Here in our district, the schools have had access to this year's scores for some time and, of course, used them (along with projected "value-added" scores and scores from previous years) to make placement decisions about students. They think they're using multiple criteria to evaluate student aptitude for learning. But if you use a past score, a current score, and a projected future score from the same test to judge aptitude, is that really using multiple criteria? Seems like one criterion to me, split three ways. Basing academic placement decisions on a single test score, as my local schools do, doesn't make students "globally competitive." It reinforces existing inequalities and consigns many students to endless hours of boredom, making adult claims that school is actually important ring hollow.

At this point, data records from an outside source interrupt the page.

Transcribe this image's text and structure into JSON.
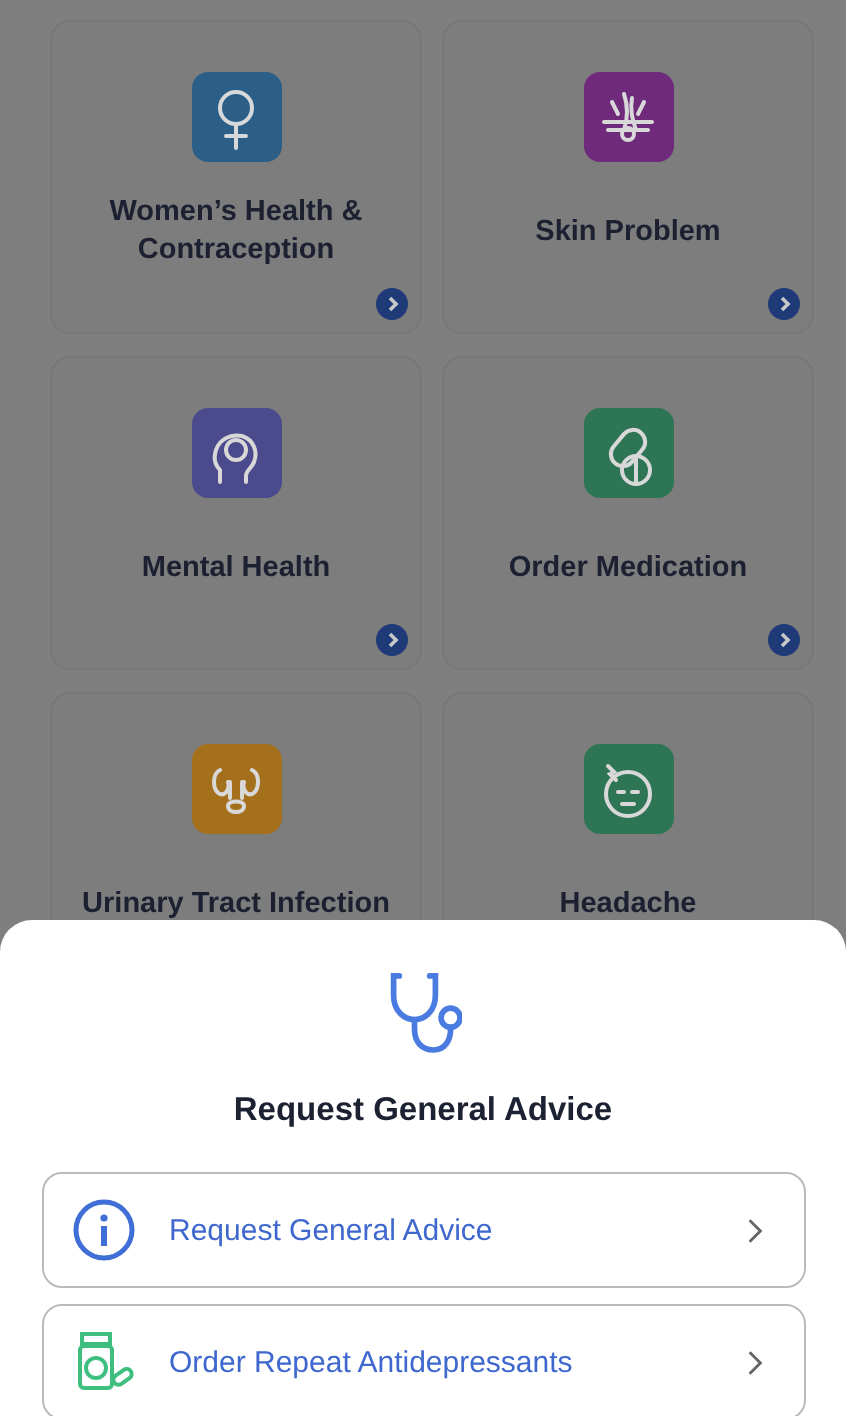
{
  "categories": [
    {
      "title": "Women’s Health & Contraception",
      "kind": "female",
      "color": "#2b5f88"
    },
    {
      "title": "Skin Problem",
      "kind": "hair",
      "color": "#6f2a7c"
    },
    {
      "title": "Mental Health",
      "kind": "head",
      "color": "#4b4a8c"
    },
    {
      "title": "Order Medication",
      "kind": "pills",
      "color": "#2e7555"
    },
    {
      "title": "Urinary Tract Infection",
      "kind": "kidney",
      "color": "#a4701c"
    },
    {
      "title": "Headache",
      "kind": "face",
      "color": "#2e7555"
    }
  ],
  "sheet": {
    "title": "Request General Advice",
    "options": [
      {
        "label": "Request General Advice",
        "kind": "info"
      },
      {
        "label": "Order Repeat Antidepressants",
        "kind": "bottle"
      }
    ]
  }
}
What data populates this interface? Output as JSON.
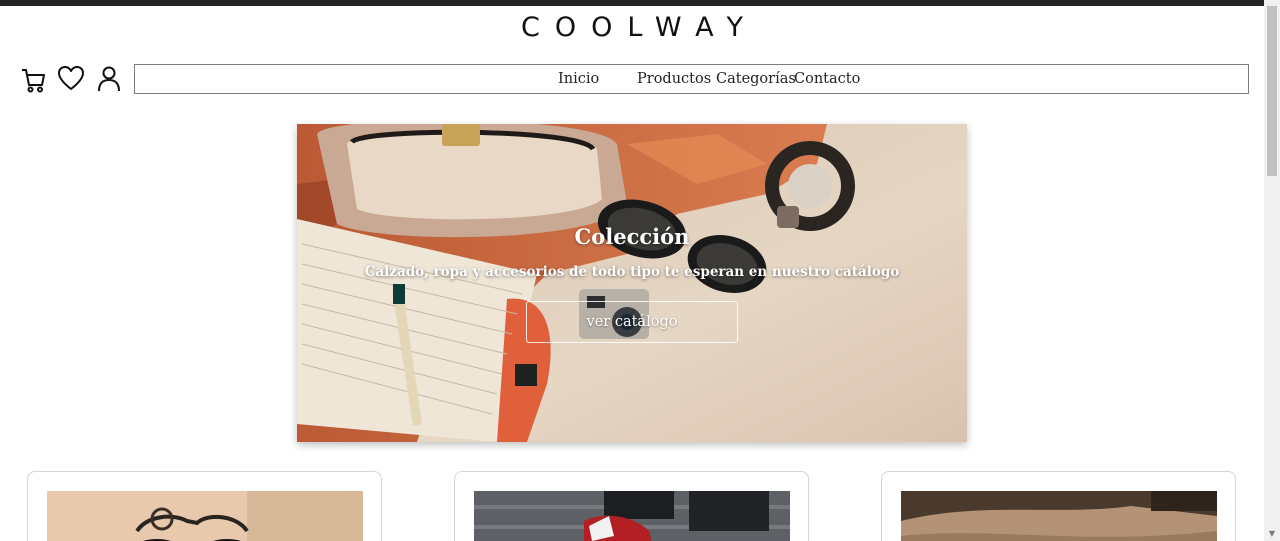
{
  "brand": {
    "name": "COOLWAY"
  },
  "header": {
    "icons": [
      "cart-icon",
      "heart-icon",
      "user-icon"
    ]
  },
  "nav": {
    "items": [
      {
        "label": "Inicio"
      },
      {
        "label": "Productos"
      },
      {
        "label": "Categorías"
      },
      {
        "label": "Contacto"
      }
    ]
  },
  "hero": {
    "title": "Colección",
    "subtitle": "Calzado, ropa y accesorios de todo tipo te esperan en nuestro catálogo",
    "button_label": "ver catálogo"
  },
  "products": {
    "cards": [
      {
        "image": "product-image-glasses"
      },
      {
        "image": "product-image-sneakers"
      },
      {
        "image": "product-image-leather"
      }
    ]
  }
}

So I'm not concerned about how parents and students respond to the new test scores; I'll take mine (or, rather, my kids'; or are they really mine?) with a grain of salt and congratulate my children for once again navigating an increasingly unreasonable system that doesn't seem to provide any benefits, tangible or otherwise, to them. No, I'm not concerned about their scores; I'm concerned about how school officials will respond to them. In the end, I really don't care what label the state gives my kid. I care about how the label is used to justify putting him in one class instead of another, or how it will be used to deny him access to, say, an Advanced Placement course four years from now because he didn't take all the right pre-requisite courses before hand. I'm concerned about how labels are used to justify remediation and lower expectations. I worry about how this kind of labeling is weakening public education.
And, make no mistake about it, it is. When the state, which insists on assigning labels to students, suddenly changes those labels—when a kid who was once "proficient" is suddenly proclaimed to be "below basic"—it loses all educational credibility. Is this the message we want to be sending to a skeptical public already being served glass after glass of school reform Kool-Aid?
I propose that our local superintendents, and others from around the state, sign a new letter. I'll draft it myself. It will state plainly that test scores won't be used to make high-stakes decisions about students. Period. Maybe that will buy us some time to work on figuring out a more meaningful, and more humane, way to evaluate what students, and their teachers, are doing in school. I hear all the time that the tests are improving. Yeah, maybe. But there are alternatives we could explore, including some that involve testing but counsel us to use the results differently. One of the smartest things we could do is start using tests exclusively for educational purposes, not for the purposes of accountability. If we spent more time seriously looking into these alternatives, pre-emptive apology letters to parents might not even be necessary. Imagine that.
Do our school leaders have the guts to stare down the invisible monitors of education reform and do the right thing for kids, or will they just keep telling us to take our medicine and wait for things to turn around? We should find out soon enough.
Note: A version of this piece first appeared in the Philadelphia Inquirer, where it was featured in the "Think Tank." Read more at by visiting the site. As always, don't forget to read the comments!